▶ [Task to complete] Copy out each line of the data that holds the word "icon".

Dataset records START

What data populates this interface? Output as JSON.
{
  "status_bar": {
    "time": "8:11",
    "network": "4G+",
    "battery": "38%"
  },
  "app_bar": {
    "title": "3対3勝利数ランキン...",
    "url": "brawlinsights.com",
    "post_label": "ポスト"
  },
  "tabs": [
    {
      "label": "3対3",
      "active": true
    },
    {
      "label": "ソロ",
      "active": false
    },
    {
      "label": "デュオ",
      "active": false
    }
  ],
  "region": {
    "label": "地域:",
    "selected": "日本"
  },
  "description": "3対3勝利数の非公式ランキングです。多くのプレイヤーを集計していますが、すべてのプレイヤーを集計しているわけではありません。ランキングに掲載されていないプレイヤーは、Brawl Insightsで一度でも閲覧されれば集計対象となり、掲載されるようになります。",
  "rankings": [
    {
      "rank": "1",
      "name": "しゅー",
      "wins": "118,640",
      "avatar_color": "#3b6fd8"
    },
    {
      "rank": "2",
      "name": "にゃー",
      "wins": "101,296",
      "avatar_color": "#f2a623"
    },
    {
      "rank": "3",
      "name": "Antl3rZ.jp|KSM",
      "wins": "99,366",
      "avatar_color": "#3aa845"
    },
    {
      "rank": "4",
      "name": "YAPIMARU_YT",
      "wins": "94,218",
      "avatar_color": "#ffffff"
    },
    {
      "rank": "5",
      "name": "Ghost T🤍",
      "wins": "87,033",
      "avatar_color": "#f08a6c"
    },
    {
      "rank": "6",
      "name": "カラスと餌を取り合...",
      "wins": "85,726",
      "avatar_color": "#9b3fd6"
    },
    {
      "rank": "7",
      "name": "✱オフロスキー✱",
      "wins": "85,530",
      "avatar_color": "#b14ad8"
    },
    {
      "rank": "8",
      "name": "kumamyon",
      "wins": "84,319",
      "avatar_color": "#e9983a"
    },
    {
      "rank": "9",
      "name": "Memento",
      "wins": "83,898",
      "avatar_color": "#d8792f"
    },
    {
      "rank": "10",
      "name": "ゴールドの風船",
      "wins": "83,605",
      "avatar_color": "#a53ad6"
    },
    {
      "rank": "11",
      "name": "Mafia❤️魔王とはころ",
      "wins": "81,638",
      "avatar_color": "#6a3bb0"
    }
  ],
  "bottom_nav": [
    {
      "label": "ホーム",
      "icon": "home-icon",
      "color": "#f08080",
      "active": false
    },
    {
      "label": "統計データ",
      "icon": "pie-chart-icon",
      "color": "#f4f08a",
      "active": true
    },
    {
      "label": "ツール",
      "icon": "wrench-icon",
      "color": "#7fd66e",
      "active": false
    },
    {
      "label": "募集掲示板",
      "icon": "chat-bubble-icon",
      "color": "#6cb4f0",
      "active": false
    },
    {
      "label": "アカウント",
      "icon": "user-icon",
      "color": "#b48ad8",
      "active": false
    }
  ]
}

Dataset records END

▶ [Solution]
      "icon": "home-icon",
      "icon": "pie-chart-icon",
      "icon": "wrench-icon",
      "icon": "chat-bubble-icon",
      "icon": "user-icon",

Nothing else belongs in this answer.